Monday the 12th of March, a group of students and alumni from various expertises gathered at Podium Mozaïek to have a conversation with the European Council of Moroccan Ulema. The challenges that we – as the next generation of Muslims – are currently facing, combined with our hopes, our positions but also our responsibilities were points of focus of this evening.
The recitation of some verses from Surah an-Nur marked the beginning of an intriguing and fruitful evening. Founder and former president of the Islamic Student Association Amsterdam (ISA), drs. Hamza Akkar, took us on a journey and shared the accomplishments of our student association over the last decade since it was established. He then elaborated on the purpose of this unique evening. Dr. Marzouk Aulad Abdellah, member of the council, was invited to the stage to share his knowledge with us. He touched upon the history and development of the ‘Emirate of the Believers’ and the religious establishment of the Kingdom of Morocco, from which the roots of the European Council of Moroccan Ulema are derived. The way they developed their work ethics over the years was an eye-opener for the students. Especially reflecting upon the direct effects of cooperating with people with a like minded mindset and goal was valuable. Such collaborations play a great role in the empowerment of the Muslim community.

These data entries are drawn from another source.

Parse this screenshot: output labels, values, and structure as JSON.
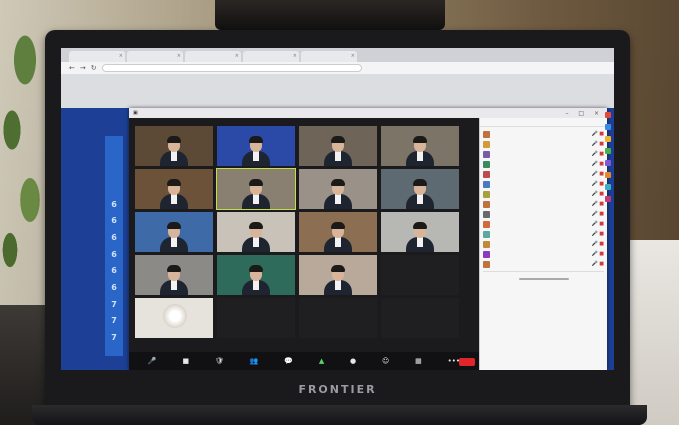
{
  "laptop": {
    "brand": "FRONTIER"
  },
  "browser": {
    "tabs": [
      "",
      "",
      "",
      "",
      ""
    ],
    "tab_close": "×",
    "nav": [
      "←",
      "→",
      "↻"
    ]
  },
  "bg_strip": {
    "values": [
      "6",
      "6",
      "6",
      "6",
      "6",
      "6",
      "7",
      "7",
      "7"
    ]
  },
  "zoom": {
    "window_controls": "– □ ×",
    "toolbar": [
      {
        "key": "mute",
        "icon": "🎤",
        "label": ""
      },
      {
        "key": "video",
        "icon": "■",
        "label": ""
      },
      {
        "key": "security",
        "icon": "🛡",
        "label": ""
      },
      {
        "key": "participants",
        "icon": "👥",
        "label": ""
      },
      {
        "key": "chat",
        "icon": "💬",
        "label": ""
      },
      {
        "key": "share",
        "icon": "▲",
        "label": ""
      },
      {
        "key": "record",
        "icon": "●",
        "label": ""
      },
      {
        "key": "reactions",
        "icon": "☺",
        "label": ""
      },
      {
        "key": "rooms",
        "icon": "▦",
        "label": ""
      },
      {
        "key": "more",
        "icon": "•••",
        "label": ""
      }
    ],
    "leave_label": "",
    "tiles": [
      {
        "type": "video",
        "name": "",
        "bg": "#5c4a36"
      },
      {
        "type": "video",
        "name": "",
        "bg": "#2b4aa8"
      },
      {
        "type": "video",
        "name": "",
        "bg": "#6f6458"
      },
      {
        "type": "video",
        "name": "",
        "bg": "#7d7468"
      },
      {
        "type": "video",
        "name": "",
        "bg": "#6b5238"
      },
      {
        "type": "video",
        "name": "",
        "bg": "#8a8072",
        "active": true
      },
      {
        "type": "video",
        "name": "",
        "bg": "#9a9288"
      },
      {
        "type": "video",
        "name": "",
        "bg": "#5e6a72"
      },
      {
        "type": "video",
        "name": "",
        "bg": "#3e6aa8"
      },
      {
        "type": "video",
        "name": "",
        "bg": "#c9c2b8"
      },
      {
        "type": "video",
        "name": "",
        "bg": "#8c6f52"
      },
      {
        "type": "video",
        "name": "",
        "bg": "#b7b8b4"
      },
      {
        "type": "video",
        "name": "",
        "bg": "#8c8a86"
      },
      {
        "type": "video",
        "name": "",
        "bg": "#2f6b5a"
      },
      {
        "type": "video",
        "name": "",
        "bg": "#b9a99a"
      },
      {
        "type": "text",
        "name": "",
        "center": ""
      },
      {
        "type": "photo",
        "name": "",
        "bg": "#e6e2dc"
      },
      {
        "type": "text",
        "name": "",
        "center": ""
      },
      {
        "type": "text",
        "name": "",
        "center": ""
      },
      {
        "type": "text",
        "name": "",
        "center": ""
      }
    ]
  },
  "participants": {
    "header": "",
    "items": [
      {
        "name": "",
        "color": "#c0713c"
      },
      {
        "name": "",
        "color": "#d39a3a"
      },
      {
        "name": "",
        "color": "#7a5aa8"
      },
      {
        "name": "",
        "color": "#3a8c5a"
      },
      {
        "name": "",
        "color": "#c04a4a"
      },
      {
        "name": "",
        "color": "#4a7ac0"
      },
      {
        "name": "",
        "color": "#a8a03a"
      },
      {
        "name": "",
        "color": "#c0713c"
      },
      {
        "name": "",
        "color": "#6a6a6a"
      },
      {
        "name": "",
        "color": "#d36a3a"
      },
      {
        "name": "",
        "color": "#5aa8a0"
      },
      {
        "name": "",
        "color": "#c08a3a"
      },
      {
        "name": "",
        "color": "#8a3ac0"
      },
      {
        "name": "",
        "color": "#c0713c"
      }
    ],
    "icons": "🎤 ■",
    "footer": "",
    "chat_button": "",
    "chat_lines": [
      "",
      "",
      "",
      ""
    ]
  },
  "dock_colors": [
    "#e04a3a",
    "#3a8ce0",
    "#f0b030",
    "#4ab04a",
    "#7a5ad0",
    "#e08a2a",
    "#3ab0c0",
    "#c03a7a"
  ]
}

Dr. Khalid Hajji, secretary general of the council, described the pitfalls that Muslim youngsters might face when trying to practice their religion. Nowadays we go through a ‘clash of ignorance’ instead of the often mentioned ‘clash of civilizations’. Dr. Hajji expressed his concern and sadness about the fact that many young people in the West experience religion as a burden instead as a source of happiness and spiritual stability. Religion is often confused with religiosity and we tend to stick to the set rules of religion and forget about the spirituality it entails. Civilization dies when there is no openness to debate the spirit of religion, something we should hold ourselves accountable for.

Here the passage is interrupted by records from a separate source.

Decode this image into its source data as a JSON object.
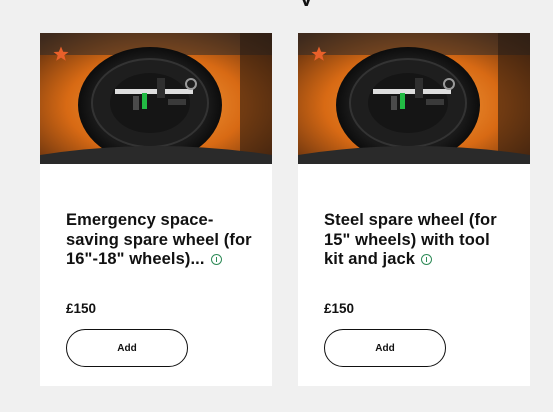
{
  "colors": {
    "accent_orange": "#e8602a",
    "info_green": "#2e8b57",
    "card_bg": "#ffffff",
    "page_bg": "#f0f0f0"
  },
  "products": [
    {
      "title": "Emergency space-saving spare wheel (for 16\"-18\" wheels)...",
      "price": "£150",
      "add_label": "Add",
      "image_icon": "star-icon",
      "info_icon": "info-icon"
    },
    {
      "title": "Steel spare wheel (for 15\" wheels) with tool kit and jack",
      "price": "£150",
      "add_label": "Add",
      "image_icon": "star-icon",
      "info_icon": "info-icon"
    }
  ]
}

Something that became painfully clear from the questions that were addressed to the two members of the council had to do with the way how questions were formed and conversations were maintained. In fact, not all questions are valid questions. Questions that are actually not formulated from the right framework undermine our moral responsibility, as Dr. Hajji described. Seeking answers is usually the first thing we do, not realizing that the questions we formulate – and the responsibility that comes with it – have a much bigger impact. Thus, we have to focus more on the way we frame questions instead of focusing on merely giving answers. Moreover, we generally assume that answers to our current problems can be found in ancient books. The Qur’an unfolds itself in history, but we quite often forget that answers are not to be found, but are to be formed.
Our task is to come to terms with the spirit of our time and the spirit of our religion and thus find a balance between the two. With being Muslim we have the responsibility to implement our religion in our context. Therefore, it is important to have an open mind, seek common values and actions and embrace diversity as this has always helped the Muslim civilization to advance. The central question in our lives should not be ‘who am I?’ but ‘what am I doing?’ since this eventually becomes the biggest part of our identity.